Researchers from the Cincinnati Children's have presented at a meeting of the Association of Academic Physiatrists their extensive studies on patients who suffer from the aftereffects of traumatic brain injury (TBI). While some injuries heal and fade, those who suffered from TBI are more likely to develop issues years after like secondary ADHD and attentional problems.

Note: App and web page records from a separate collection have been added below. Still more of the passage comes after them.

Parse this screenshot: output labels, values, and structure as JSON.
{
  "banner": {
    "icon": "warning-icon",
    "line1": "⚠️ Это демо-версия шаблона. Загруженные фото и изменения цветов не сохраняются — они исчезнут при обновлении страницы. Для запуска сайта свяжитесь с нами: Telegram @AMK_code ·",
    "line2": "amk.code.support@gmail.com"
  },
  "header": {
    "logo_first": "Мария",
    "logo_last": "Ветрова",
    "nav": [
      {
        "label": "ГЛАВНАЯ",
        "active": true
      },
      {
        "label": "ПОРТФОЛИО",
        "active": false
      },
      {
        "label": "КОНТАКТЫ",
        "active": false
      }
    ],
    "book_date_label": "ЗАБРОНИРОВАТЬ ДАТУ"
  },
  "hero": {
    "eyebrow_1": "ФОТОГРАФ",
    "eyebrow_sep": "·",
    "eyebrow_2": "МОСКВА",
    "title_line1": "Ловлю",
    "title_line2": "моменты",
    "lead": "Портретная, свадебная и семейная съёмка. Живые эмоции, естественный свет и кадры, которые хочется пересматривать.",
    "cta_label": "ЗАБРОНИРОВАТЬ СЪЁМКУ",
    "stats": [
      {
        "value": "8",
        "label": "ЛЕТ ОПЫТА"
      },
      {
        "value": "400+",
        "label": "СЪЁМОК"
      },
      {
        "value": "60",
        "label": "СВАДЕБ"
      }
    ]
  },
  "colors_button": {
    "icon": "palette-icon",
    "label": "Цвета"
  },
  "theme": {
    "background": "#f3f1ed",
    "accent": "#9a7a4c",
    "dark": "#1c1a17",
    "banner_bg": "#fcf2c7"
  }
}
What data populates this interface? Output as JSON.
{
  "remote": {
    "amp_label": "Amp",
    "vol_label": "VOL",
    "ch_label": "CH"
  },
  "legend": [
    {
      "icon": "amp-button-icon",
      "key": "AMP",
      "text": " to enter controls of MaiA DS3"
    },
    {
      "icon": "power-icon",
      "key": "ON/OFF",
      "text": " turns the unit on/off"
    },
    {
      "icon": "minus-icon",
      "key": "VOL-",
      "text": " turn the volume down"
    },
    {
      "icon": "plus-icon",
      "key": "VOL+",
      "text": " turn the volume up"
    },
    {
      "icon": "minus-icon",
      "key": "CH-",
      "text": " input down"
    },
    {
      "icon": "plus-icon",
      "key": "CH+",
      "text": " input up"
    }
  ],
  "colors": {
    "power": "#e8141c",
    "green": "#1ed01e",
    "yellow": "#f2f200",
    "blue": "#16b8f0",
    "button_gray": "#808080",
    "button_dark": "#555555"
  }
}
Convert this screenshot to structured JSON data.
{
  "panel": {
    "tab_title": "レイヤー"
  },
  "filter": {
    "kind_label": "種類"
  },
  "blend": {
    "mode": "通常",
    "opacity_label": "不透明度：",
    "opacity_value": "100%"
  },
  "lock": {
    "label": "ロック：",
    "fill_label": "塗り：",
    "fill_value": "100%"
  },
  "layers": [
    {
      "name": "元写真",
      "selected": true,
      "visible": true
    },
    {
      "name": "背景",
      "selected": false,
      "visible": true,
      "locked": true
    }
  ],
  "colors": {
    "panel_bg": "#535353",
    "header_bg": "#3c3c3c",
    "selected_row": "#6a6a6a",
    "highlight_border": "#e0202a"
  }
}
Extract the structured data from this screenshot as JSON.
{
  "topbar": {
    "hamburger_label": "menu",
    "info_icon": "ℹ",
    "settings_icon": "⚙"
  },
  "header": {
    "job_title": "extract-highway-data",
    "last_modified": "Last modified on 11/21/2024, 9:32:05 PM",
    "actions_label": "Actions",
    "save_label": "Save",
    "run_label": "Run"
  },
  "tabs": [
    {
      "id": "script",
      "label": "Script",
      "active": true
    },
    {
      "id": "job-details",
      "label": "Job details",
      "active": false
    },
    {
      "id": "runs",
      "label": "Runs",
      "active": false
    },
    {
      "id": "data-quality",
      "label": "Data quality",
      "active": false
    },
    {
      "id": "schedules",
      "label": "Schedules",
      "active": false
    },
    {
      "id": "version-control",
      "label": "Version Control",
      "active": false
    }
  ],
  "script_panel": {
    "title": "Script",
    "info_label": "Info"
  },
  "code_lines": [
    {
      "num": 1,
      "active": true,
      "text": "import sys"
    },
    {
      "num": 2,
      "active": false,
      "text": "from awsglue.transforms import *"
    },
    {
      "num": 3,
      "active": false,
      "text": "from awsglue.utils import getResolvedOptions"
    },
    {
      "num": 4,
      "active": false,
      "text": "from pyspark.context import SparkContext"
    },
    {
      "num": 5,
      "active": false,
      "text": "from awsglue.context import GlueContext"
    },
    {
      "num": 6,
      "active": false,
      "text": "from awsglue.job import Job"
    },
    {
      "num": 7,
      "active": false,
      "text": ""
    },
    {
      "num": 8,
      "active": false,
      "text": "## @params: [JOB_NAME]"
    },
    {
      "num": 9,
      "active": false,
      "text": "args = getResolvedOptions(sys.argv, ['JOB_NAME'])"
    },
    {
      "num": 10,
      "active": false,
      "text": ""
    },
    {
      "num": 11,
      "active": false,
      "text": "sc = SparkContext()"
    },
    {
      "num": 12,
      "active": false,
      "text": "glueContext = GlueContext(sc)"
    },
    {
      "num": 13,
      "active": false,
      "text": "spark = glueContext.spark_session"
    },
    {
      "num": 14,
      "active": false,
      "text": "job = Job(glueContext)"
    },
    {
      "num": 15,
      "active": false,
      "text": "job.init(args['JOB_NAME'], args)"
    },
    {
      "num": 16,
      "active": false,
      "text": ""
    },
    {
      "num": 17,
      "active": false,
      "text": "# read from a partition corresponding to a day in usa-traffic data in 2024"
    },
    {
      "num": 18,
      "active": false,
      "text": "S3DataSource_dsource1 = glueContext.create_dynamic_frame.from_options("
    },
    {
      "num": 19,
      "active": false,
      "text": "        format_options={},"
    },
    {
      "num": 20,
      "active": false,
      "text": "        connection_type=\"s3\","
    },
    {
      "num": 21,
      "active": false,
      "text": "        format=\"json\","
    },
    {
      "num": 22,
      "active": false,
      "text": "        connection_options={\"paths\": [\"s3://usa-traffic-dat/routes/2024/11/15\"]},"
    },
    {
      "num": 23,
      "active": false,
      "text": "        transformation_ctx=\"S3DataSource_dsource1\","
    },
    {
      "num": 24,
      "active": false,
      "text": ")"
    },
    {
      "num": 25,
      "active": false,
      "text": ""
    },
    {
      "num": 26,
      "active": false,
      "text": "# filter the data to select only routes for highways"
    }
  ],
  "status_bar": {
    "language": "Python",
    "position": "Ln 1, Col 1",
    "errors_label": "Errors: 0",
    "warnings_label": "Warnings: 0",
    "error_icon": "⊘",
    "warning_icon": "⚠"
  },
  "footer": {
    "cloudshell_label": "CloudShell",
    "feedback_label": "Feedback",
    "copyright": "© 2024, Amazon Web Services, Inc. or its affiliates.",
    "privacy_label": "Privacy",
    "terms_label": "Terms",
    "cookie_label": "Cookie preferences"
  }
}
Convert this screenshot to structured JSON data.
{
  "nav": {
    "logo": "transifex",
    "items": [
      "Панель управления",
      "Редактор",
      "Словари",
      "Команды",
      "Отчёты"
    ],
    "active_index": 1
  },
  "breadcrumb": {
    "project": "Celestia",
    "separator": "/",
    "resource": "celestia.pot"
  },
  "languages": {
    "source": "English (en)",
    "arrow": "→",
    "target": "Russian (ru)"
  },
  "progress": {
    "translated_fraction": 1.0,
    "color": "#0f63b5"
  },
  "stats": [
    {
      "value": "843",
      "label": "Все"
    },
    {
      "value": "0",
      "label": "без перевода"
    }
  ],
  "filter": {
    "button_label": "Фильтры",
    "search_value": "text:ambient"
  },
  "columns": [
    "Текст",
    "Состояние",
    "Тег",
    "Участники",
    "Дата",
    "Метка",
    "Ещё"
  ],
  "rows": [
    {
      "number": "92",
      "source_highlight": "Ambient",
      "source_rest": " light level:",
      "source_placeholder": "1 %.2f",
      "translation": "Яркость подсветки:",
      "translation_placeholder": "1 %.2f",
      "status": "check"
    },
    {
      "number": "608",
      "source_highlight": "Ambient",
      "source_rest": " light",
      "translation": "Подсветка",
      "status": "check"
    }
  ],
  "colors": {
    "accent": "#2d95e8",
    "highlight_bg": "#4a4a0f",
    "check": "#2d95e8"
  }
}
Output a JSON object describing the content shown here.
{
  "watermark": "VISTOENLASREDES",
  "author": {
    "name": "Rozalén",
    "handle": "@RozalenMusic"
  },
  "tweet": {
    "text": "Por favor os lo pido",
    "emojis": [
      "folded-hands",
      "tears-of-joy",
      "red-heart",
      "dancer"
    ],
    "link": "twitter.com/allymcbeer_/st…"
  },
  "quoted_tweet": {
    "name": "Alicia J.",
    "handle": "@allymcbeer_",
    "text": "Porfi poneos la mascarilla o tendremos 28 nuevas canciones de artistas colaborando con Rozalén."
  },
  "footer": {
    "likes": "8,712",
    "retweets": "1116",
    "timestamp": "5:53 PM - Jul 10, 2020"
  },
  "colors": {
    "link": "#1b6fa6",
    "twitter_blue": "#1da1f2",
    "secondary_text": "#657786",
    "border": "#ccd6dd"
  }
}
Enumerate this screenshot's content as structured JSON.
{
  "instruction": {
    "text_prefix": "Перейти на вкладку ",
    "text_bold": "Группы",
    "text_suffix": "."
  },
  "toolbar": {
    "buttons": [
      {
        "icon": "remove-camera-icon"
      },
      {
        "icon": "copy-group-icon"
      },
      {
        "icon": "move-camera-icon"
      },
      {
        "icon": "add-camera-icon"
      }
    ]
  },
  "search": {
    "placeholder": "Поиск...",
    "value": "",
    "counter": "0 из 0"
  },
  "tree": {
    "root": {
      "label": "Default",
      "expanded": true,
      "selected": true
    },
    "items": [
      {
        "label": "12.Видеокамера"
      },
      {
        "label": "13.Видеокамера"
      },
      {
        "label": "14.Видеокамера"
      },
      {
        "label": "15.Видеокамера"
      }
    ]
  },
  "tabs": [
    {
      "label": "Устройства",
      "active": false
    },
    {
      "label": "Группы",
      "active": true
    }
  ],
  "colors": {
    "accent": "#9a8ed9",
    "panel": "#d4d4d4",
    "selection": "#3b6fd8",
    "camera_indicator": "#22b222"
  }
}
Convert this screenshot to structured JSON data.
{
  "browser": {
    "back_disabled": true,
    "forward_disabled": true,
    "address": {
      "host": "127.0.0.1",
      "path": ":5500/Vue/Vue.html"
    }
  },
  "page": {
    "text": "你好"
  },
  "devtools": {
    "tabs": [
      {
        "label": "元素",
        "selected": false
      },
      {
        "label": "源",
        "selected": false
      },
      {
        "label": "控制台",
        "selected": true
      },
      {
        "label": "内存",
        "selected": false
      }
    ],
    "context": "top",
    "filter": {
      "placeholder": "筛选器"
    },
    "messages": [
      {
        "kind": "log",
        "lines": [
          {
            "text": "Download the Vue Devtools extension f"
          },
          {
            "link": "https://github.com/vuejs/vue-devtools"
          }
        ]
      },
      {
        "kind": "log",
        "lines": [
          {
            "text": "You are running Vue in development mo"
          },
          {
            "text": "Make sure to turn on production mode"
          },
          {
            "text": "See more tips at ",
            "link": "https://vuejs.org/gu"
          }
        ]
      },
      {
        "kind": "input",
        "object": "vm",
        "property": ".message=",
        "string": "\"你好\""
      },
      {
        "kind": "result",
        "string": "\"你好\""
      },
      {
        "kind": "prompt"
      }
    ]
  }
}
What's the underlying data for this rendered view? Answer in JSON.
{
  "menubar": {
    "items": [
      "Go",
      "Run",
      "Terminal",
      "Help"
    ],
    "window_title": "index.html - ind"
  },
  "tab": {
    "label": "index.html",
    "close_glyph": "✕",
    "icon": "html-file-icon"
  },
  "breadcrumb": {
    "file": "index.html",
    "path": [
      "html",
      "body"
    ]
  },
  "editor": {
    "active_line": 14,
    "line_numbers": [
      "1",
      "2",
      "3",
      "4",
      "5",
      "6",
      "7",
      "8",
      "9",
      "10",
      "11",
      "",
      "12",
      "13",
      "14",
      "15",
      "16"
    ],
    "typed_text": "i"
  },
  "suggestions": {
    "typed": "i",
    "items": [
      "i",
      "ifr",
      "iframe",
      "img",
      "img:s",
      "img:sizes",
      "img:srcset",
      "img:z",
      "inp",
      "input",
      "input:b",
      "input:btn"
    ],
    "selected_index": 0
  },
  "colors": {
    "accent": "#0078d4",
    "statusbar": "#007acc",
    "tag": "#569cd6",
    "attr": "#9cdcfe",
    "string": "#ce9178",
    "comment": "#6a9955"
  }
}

Furthermore, their environments and parental relationships play a key role in how severe or mild these problems develop. For example, kids who suffer from severe TBI but live in optimal environments have shown fewer aftereffects while kids with milder injuries from chaotic environments have persisting problems. In addition, skills that affect social functioning show greater long-term effects. This includes skills like reasoning and processing. Aside from environmental factors, there are genetic influences on TBI as well, which the research team has planned an experiment for that has yet to be conducted. However, it is important to note that the exact relationship between genes and environment and TBI remains unclear.
Researchers at the Cincinnati Children's also continue to develop and test ways to improve cognitive and behavioral outcomes of TBI. Some of the programs they created involves web-based parenting courses and online family problem-solving treatments.
Source material from Science Daily